**** Data provided

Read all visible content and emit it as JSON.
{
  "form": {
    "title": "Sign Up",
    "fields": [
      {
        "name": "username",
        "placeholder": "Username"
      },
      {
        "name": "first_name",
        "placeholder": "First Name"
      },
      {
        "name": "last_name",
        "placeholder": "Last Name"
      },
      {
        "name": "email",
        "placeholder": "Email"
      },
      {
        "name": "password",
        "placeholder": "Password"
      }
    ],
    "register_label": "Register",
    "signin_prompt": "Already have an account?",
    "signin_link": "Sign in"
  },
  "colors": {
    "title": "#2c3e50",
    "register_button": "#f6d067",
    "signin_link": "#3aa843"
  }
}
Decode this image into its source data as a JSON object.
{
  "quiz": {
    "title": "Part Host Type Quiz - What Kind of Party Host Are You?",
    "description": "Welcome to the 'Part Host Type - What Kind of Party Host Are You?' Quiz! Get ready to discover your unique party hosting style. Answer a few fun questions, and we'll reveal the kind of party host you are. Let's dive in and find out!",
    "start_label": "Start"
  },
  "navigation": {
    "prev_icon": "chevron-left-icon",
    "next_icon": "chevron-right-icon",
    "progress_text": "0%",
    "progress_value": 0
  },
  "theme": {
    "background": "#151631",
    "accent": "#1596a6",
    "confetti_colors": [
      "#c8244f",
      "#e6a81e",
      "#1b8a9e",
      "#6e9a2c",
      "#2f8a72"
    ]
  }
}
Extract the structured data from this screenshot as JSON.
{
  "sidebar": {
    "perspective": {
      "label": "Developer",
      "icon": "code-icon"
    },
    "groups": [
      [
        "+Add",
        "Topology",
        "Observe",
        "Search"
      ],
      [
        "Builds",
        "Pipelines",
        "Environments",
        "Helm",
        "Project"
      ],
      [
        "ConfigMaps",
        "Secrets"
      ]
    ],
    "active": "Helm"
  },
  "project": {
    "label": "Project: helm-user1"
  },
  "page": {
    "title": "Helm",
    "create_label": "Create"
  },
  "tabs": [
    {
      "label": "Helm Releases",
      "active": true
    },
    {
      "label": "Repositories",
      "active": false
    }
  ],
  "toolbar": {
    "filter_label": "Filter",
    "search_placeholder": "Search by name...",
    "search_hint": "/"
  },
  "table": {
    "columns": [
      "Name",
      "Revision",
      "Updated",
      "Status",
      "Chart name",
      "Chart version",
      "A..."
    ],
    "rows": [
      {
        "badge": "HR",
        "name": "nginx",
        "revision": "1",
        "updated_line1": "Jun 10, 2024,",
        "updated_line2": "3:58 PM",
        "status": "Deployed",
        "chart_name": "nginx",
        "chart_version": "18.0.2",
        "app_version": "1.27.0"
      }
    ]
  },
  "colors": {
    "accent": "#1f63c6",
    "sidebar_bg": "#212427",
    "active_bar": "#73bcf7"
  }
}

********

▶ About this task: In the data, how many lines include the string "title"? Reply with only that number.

▶ Answer to this task: 4